### ASSIGNED TASK
Set down all of the entries below exactly, and omit the pictures.
***
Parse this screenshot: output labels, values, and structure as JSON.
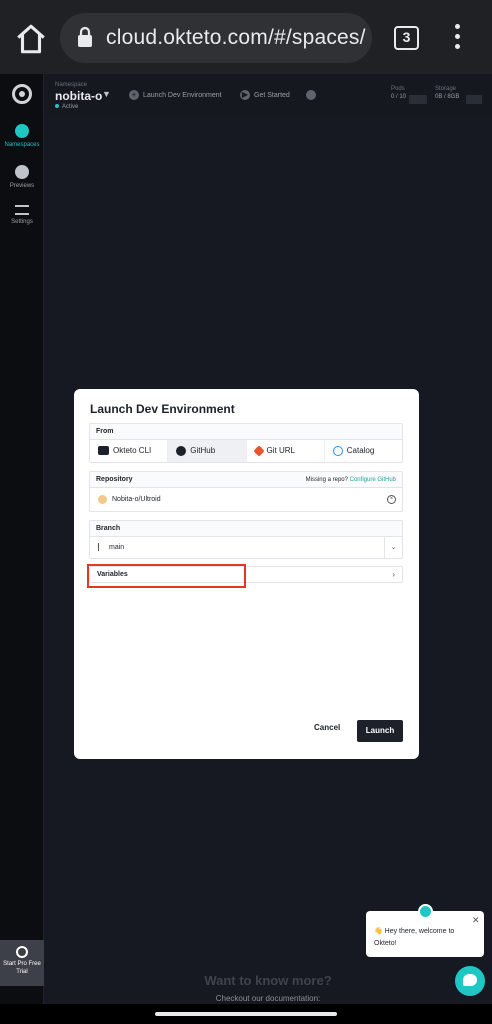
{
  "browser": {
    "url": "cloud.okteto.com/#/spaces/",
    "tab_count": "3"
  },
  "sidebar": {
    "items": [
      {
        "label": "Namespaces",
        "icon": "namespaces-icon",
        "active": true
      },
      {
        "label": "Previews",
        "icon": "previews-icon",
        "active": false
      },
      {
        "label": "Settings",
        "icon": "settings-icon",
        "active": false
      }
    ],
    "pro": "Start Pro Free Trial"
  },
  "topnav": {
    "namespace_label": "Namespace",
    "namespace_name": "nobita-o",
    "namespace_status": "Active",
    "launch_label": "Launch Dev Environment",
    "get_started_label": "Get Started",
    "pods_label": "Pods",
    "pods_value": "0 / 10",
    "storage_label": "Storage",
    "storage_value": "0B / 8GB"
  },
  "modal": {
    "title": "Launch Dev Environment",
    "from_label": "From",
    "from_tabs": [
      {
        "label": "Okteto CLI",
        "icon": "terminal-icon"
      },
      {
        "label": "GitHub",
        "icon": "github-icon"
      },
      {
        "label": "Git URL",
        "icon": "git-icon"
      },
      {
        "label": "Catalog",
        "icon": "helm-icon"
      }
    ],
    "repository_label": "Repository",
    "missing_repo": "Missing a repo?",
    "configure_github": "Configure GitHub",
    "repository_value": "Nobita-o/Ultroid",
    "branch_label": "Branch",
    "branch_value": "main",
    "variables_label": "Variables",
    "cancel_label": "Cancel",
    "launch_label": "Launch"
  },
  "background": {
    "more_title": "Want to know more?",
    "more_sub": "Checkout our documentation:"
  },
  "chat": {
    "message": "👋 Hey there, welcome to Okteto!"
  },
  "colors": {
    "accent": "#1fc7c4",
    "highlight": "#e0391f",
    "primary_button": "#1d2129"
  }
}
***
### ANSWER AREA
Parse this screenshot: output labels, values, and structure as JSON.
{
  "browser": {
    "url": "cloud.okteto.com/#/spaces/",
    "tab_count": "3"
  },
  "sidebar": {
    "items": [
      {
        "label": "Namespaces",
        "icon": "namespaces-icon",
        "active": true
      },
      {
        "label": "Previews",
        "icon": "previews-icon",
        "active": false
      },
      {
        "label": "Settings",
        "icon": "settings-icon",
        "active": false
      }
    ],
    "pro": "Start Pro Free Trial"
  },
  "topnav": {
    "namespace_label": "Namespace",
    "namespace_name": "nobita-o",
    "namespace_status": "Active",
    "launch_label": "Launch Dev Environment",
    "get_started_label": "Get Started",
    "pods_label": "Pods",
    "pods_value": "0 / 10",
    "storage_label": "Storage",
    "storage_value": "0B / 8GB"
  },
  "modal": {
    "title": "Launch Dev Environment",
    "from_label": "From",
    "from_tabs": [
      {
        "label": "Okteto CLI",
        "icon": "terminal-icon"
      },
      {
        "label": "GitHub",
        "icon": "github-icon"
      },
      {
        "label": "Git URL",
        "icon": "git-icon"
      },
      {
        "label": "Catalog",
        "icon": "helm-icon"
      }
    ],
    "repository_label": "Repository",
    "missing_repo": "Missing a repo?",
    "configure_github": "Configure GitHub",
    "repository_value": "Nobita-o/Ultroid",
    "branch_label": "Branch",
    "branch_value": "main",
    "variables_label": "Variables",
    "cancel_label": "Cancel",
    "launch_label": "Launch"
  },
  "background": {
    "more_title": "Want to know more?",
    "more_sub": "Checkout our documentation:"
  },
  "chat": {
    "message": "👋 Hey there, welcome to Okteto!"
  },
  "colors": {
    "accent": "#1fc7c4",
    "highlight": "#e0391f",
    "primary_button": "#1d2129"
  }
}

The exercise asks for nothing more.